(Stored data)
——

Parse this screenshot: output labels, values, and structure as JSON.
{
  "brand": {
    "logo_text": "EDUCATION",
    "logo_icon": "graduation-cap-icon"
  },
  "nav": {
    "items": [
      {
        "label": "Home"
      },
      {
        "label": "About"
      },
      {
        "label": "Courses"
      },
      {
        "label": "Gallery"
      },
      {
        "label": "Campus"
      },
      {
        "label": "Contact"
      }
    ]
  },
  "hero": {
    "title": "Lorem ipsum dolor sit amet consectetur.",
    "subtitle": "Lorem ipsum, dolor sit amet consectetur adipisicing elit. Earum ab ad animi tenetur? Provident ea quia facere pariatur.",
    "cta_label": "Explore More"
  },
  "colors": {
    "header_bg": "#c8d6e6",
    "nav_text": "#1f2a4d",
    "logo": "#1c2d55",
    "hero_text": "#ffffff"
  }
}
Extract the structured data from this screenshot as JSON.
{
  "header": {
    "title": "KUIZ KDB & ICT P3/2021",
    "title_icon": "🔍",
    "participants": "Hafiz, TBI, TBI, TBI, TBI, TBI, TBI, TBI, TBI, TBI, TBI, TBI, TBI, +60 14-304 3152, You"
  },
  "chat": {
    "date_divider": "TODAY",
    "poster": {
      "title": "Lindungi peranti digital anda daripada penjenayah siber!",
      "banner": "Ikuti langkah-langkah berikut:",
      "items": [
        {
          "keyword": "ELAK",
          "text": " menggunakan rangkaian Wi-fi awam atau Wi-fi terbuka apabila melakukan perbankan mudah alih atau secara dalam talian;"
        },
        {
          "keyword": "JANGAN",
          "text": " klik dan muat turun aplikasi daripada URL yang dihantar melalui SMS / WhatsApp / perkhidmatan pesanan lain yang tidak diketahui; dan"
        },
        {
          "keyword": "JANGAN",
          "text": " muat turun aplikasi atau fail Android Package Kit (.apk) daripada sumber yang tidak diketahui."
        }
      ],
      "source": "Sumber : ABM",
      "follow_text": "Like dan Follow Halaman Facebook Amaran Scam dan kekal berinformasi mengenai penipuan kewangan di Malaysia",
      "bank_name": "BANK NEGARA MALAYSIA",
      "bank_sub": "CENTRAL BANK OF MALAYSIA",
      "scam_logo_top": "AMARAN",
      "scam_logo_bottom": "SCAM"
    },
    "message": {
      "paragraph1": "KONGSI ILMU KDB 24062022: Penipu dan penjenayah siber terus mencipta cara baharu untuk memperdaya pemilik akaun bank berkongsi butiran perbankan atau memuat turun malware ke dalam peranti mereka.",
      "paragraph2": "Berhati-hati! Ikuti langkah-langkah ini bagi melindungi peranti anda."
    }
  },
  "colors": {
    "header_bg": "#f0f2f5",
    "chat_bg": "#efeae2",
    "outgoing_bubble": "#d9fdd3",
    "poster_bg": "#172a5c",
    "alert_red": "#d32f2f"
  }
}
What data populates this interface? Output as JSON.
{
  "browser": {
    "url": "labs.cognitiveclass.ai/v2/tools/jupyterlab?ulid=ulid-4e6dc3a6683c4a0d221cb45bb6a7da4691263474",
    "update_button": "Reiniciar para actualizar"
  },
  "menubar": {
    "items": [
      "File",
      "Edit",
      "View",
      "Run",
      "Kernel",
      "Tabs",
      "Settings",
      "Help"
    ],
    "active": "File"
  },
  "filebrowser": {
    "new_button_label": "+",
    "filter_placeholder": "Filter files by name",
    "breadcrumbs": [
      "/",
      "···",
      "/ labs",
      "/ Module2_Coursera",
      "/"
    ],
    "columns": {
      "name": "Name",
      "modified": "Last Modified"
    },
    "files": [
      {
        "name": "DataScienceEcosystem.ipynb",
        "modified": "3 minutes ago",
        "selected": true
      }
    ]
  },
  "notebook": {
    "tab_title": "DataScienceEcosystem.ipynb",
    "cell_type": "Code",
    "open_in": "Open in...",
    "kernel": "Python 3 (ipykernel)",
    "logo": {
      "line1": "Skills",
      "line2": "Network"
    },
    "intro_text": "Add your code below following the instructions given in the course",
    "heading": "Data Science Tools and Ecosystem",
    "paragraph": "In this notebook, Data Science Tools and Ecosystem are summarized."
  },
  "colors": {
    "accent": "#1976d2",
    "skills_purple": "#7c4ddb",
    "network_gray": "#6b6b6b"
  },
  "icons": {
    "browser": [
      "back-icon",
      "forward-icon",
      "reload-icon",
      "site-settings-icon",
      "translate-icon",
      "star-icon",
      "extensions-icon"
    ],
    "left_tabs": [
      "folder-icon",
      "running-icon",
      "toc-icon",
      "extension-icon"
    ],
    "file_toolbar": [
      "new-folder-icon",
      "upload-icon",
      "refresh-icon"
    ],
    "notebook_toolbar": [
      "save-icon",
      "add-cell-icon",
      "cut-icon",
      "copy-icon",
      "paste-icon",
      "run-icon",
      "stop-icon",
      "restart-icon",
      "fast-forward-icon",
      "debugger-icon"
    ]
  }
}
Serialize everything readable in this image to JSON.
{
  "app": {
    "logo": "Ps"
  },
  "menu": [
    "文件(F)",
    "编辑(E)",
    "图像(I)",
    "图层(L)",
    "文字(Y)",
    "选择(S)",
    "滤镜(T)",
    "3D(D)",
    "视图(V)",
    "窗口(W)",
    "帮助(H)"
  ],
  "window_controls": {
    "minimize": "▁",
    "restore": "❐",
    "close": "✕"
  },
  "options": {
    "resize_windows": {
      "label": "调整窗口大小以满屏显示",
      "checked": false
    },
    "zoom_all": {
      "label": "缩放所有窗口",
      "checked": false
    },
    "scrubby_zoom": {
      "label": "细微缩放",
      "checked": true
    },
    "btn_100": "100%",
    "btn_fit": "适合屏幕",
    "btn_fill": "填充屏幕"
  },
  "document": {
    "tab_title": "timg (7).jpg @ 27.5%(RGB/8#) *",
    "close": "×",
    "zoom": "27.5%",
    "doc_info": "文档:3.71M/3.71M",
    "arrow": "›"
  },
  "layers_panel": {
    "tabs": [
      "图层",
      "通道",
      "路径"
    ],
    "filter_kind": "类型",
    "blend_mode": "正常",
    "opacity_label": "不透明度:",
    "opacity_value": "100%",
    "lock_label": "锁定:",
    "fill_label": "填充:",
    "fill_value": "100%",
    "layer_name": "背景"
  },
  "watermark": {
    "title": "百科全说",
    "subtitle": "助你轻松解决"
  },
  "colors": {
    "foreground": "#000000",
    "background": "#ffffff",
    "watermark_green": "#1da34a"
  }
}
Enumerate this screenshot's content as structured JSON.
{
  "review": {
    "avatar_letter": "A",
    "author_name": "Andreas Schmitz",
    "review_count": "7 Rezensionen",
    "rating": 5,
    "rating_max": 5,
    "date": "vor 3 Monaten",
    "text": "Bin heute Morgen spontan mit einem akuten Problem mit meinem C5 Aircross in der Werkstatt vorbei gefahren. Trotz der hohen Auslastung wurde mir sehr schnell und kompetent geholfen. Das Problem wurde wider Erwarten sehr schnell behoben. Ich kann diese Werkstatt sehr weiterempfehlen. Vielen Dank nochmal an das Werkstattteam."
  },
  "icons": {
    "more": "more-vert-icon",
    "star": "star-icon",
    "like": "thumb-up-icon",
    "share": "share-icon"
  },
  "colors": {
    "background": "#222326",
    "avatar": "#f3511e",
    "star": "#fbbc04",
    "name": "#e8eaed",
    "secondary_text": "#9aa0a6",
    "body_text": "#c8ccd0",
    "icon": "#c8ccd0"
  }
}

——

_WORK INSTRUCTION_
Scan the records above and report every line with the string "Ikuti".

_ANSWER BOX_
      "banner": "Ikuti langkah-langkah berikut:",
      "paragraph2": "Berhati-hati! Ikuti langkah-langkah ini bagi melindungi peranti anda."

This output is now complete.